Ali's shortsightedness compels her to ignore other encouraging signs of progress in the Muslim world as well. In a September 26 New York Times article titled "The Female Factor: A Path to Financial Equality in Malaysia," Liz Gooch reports that "the number of female faces [in the Islamic finance sector] is multiplying." One female Malaysian scholar noted that three-quarters of her university students are female. The author notes that "the roll call of female high achievers in this Southeast Asian nation cuts across almost all aspects of the [financial] sector."

Perhaps the most aggravating aspect of Ali's writing is her naivete in regards to both the West and the history of Christianity -- which, despite her atheism, she sees as a force for good in the culture clash with Islam. In her frequent comparisons of the two faiths, it becomes increasingly obvious that Ali has sacrificed nuance for pathos. She continuously emphasizes the compatibility of Christianity with Enlightenment philosophy, and uses this marriage to illuminate the discordant relationship Islam shares with education and the sciences. Throughout her polemic, however, Ali fails to comprehend the parallels between contemporary events and religious history, and thus a possible road to a peaceful Islamic future: the ideological trajectory pioneered by Christianity centuries ago had its origins in an anti-intellectual era that very much resembles that of the Muslim world today. Just as the Christian faith has not always been as accepting as it is today (especially as depicted in Ali's overly sympathetic portrayal), Islam has not always been, nor need always be, as insular and defensive as it is now.

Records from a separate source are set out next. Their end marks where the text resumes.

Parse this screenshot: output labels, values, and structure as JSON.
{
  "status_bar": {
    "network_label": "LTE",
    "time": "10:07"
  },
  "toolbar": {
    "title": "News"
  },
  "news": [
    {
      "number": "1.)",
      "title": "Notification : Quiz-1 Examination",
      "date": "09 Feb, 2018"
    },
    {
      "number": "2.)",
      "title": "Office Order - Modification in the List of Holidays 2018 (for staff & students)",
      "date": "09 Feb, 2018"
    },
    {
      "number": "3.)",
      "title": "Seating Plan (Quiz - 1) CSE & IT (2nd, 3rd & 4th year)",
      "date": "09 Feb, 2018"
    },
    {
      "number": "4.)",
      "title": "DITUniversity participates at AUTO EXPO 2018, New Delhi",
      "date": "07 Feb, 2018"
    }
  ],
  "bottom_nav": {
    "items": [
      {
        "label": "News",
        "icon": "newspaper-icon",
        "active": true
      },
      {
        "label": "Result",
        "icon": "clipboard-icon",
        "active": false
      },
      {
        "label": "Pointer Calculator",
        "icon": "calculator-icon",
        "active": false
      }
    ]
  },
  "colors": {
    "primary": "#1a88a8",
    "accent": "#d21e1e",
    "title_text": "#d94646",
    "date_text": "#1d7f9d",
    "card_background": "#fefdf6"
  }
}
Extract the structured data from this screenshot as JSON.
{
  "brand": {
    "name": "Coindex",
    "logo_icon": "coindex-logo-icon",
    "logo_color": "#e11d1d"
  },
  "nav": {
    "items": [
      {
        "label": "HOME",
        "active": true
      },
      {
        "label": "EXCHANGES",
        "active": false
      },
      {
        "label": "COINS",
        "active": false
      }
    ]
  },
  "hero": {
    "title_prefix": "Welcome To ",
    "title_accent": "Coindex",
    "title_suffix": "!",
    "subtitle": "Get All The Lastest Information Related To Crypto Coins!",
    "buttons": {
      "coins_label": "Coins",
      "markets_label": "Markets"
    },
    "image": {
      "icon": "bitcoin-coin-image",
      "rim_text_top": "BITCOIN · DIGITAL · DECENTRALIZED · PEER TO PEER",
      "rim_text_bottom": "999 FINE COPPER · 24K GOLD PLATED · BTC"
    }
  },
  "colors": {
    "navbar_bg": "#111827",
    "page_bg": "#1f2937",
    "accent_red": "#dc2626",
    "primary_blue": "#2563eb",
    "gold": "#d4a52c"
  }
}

In fact, Ali appears to observe this when she writes, "Christianity too once made a magical totem of female virginity. Girls were confined, deprived of education, married off as property. And yet Christian societies today are largely free of this habit of mind. Cultures shift, often very rapidly." And yet somehow she is incapable of imagining the portability of this concept to another monotheistic religion. The result is a particularly deplorable quandary: the West has indeed found an authoritative voice that cuts between the dual extremism of the vitriolic right and the self-flagellating left. In other (perhaps less polarizing) times, this splitting of differences would be called a compromise. Here, it only adds to the confusion.